MELISSA BLOCK, host:
The Dime dropped yesterday evening outside of Baltimore. The American Dime Museum liquidated its collection at an auction. The Maryland museum was a throwback to an earlier age of entertainment, when displays like oddities like Amazon mummies and vampire ducks held audiences spellbound.
NPR's Neda Ulaby reports.
NEDA ULABY: What would any self-respecting Dime Museum be without a giant ball of string?
Unidentified Man: Lot number one, on the giant ball of string. And I do have $100 - 125. And want me to go 125, and do I get 125...
ULABY: Around 200 bidders with the sense of the bizarre had a chance to load up on shrunken heads, giant nickels and other artifacts in the era of sideshows and quack doctors.
Unidentified Woman: I wanted to get that medical torso. She's like this beautiful, doll-like porcelain woman with this blond hair. And then, you look below, and she's got these organs just spilling out of her. They thought she'd go to 50 to $75, but she went from 750.
ULABY: Robin Bliss(ph) was among the amateur collectors outbid by dealers in a frenzy over, among other things, a miniature statehouse made entirely of matchsticks. Kelly Kindle(ph) got it for $325.
Mr. KELLY KINDLE: I would have paid four times that much.
ULABY: So, do you collect things made out of matchsticks?
Mr. KINDLE: No. I'm going to try to sell it.
ULABY: Kindle says his antique shop should make a healthy profit. Museum volunteer Peter Excho says it was impossible to figure out how high to start the bids.
Mr. PETER EXCHO (Volunteer, Dime Museum): There isn't a catalogue of vampire ducks or Peruvian Amazons, saying, oh, I'm only going to pay $50 because the catalogue says it.
Unidentified Man: It's a great Peruvian Amazon mummy. Anybody who has $2,000 to start at?
ULABY: That genuine, fake mummy, was priced by Richard Horne, who co-founded the American Dime Museum. He says it was made in the early 20th century by a factory that supplied mummies to sideshows.
Mr. RICHARD HORNE (Co-founder, American Dime Museum): And they were all peculiar. They made two-headed mummies, Chinese giants, Peruvian Amazons. At that time, real mummies - mummified humans - were very easy to obtain. They were almost like souvenirs. So if you were Dime Museum, you wanted a really exciting mummy.
ULABY: Who doesn't? Horne himself created many of the other exhibits, following in a tradition dating back to the Cabinets of Wonder of the 19th century. Peter Excho says those were displayed in the homes of the wealthy before entrepreneurs turned them into mass entertainment.

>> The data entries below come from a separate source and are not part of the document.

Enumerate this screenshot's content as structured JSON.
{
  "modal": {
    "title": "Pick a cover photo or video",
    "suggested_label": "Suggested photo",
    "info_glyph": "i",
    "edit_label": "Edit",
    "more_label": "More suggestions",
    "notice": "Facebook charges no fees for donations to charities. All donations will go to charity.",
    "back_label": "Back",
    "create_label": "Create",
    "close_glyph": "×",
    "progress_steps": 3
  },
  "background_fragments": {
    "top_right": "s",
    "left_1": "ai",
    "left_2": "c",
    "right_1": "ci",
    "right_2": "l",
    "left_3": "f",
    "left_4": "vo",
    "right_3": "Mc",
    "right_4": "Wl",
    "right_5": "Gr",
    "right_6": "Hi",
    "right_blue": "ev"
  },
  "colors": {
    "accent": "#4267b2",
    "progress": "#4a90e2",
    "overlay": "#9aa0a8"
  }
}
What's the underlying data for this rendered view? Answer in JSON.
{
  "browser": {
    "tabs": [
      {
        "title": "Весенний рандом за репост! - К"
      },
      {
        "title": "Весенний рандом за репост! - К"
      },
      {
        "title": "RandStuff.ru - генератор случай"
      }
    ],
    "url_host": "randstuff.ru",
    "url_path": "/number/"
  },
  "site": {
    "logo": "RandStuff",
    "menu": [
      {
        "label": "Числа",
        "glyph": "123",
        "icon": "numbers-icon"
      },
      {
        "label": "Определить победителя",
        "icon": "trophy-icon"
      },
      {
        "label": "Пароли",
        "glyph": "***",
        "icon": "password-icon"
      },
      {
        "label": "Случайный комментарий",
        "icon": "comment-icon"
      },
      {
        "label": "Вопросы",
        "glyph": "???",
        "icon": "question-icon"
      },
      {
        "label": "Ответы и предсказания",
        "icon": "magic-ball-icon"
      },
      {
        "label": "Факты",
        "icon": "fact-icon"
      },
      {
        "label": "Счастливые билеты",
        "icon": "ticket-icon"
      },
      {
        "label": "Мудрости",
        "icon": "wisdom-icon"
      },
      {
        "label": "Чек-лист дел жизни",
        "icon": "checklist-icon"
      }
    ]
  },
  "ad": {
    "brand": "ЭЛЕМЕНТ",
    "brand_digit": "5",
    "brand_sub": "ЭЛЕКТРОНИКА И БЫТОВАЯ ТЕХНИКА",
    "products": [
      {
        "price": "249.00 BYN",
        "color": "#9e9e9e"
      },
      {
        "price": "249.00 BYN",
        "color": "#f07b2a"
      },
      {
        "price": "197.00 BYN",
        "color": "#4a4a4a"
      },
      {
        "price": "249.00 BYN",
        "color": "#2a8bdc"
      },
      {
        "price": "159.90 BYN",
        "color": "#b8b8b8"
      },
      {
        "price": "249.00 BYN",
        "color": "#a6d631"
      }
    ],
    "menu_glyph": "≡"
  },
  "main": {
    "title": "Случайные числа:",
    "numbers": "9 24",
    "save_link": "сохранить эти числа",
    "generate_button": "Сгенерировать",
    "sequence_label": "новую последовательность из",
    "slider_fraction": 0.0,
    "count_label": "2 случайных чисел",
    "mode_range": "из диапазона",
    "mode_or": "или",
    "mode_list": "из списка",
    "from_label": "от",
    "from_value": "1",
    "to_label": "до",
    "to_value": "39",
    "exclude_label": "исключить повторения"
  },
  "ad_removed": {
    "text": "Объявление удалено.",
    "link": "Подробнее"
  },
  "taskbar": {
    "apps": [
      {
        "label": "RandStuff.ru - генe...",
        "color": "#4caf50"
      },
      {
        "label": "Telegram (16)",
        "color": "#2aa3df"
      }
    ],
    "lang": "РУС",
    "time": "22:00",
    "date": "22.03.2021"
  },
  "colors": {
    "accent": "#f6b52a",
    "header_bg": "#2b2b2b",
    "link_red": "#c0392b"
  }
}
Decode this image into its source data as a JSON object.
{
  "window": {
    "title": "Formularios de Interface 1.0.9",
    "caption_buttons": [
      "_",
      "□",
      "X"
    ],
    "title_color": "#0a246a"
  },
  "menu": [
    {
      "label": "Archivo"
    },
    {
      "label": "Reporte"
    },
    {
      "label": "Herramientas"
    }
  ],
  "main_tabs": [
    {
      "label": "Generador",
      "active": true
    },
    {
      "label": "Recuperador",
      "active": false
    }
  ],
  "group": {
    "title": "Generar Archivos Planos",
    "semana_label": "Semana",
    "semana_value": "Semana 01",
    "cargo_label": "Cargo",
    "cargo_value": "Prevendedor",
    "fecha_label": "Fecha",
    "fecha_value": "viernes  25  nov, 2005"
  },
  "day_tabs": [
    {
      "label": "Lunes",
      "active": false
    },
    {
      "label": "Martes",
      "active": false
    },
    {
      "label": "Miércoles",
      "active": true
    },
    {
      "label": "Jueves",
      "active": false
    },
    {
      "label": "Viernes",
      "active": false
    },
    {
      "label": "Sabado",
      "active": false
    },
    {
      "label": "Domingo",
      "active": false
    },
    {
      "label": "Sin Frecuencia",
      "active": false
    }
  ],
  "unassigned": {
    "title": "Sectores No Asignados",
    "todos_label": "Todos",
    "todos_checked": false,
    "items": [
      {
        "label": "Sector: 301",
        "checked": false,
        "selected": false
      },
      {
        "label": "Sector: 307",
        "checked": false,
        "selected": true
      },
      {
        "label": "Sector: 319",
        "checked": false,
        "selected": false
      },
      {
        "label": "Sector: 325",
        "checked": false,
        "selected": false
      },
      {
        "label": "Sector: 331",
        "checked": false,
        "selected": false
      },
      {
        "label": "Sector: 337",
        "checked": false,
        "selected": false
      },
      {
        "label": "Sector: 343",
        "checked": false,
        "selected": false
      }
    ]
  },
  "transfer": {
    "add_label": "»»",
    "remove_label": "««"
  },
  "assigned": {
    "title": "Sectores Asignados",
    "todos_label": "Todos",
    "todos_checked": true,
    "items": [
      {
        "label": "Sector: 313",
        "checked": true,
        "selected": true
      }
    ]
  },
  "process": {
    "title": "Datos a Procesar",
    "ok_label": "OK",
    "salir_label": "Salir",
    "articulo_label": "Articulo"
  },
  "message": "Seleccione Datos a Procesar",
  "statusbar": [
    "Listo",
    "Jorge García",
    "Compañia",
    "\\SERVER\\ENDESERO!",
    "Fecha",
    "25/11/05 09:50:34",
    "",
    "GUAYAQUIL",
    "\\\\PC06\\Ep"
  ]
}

Mr. EXCHO: And it was for the public. And now it's going back into wealthy people's home. That's, I think, the horrible part about it.
ULABY: The American Dime Museum ran out of money. Richard Horne admits he wasn't good at fundraising. Laura Heim(ph) was at the auction. She's sorry to see the museum go.
Ms. LAURA HEIM (Auction Bidder, American Dime Museum): I'm really, really, really sorry to it go.
ULABY: Heim wanted a piece of the museum, and she got one: a pleather jacket fringed with human hair.
Unidentified Man: I got $40 from the young lady. Don't worry, I'm not done yet. It looks good on you.
ULABY: What are you going to do with a jacket trimmed with human hair?
Ms. HEIM: I'm not sure. I'm not sure. But I'm a coveter. I covet.
ULABY: Heim does plan to wear the jacket. She said it's a good conversation piece.
Neda Ulaby, NPR News.
NPR transcripts are created on a rush deadline by a contractor for NPR, and accuracy and availability may vary. This text may not be in its final form and may be updated or revised in the future. Please be aware that the authoritative record of NPR's programming is the audio.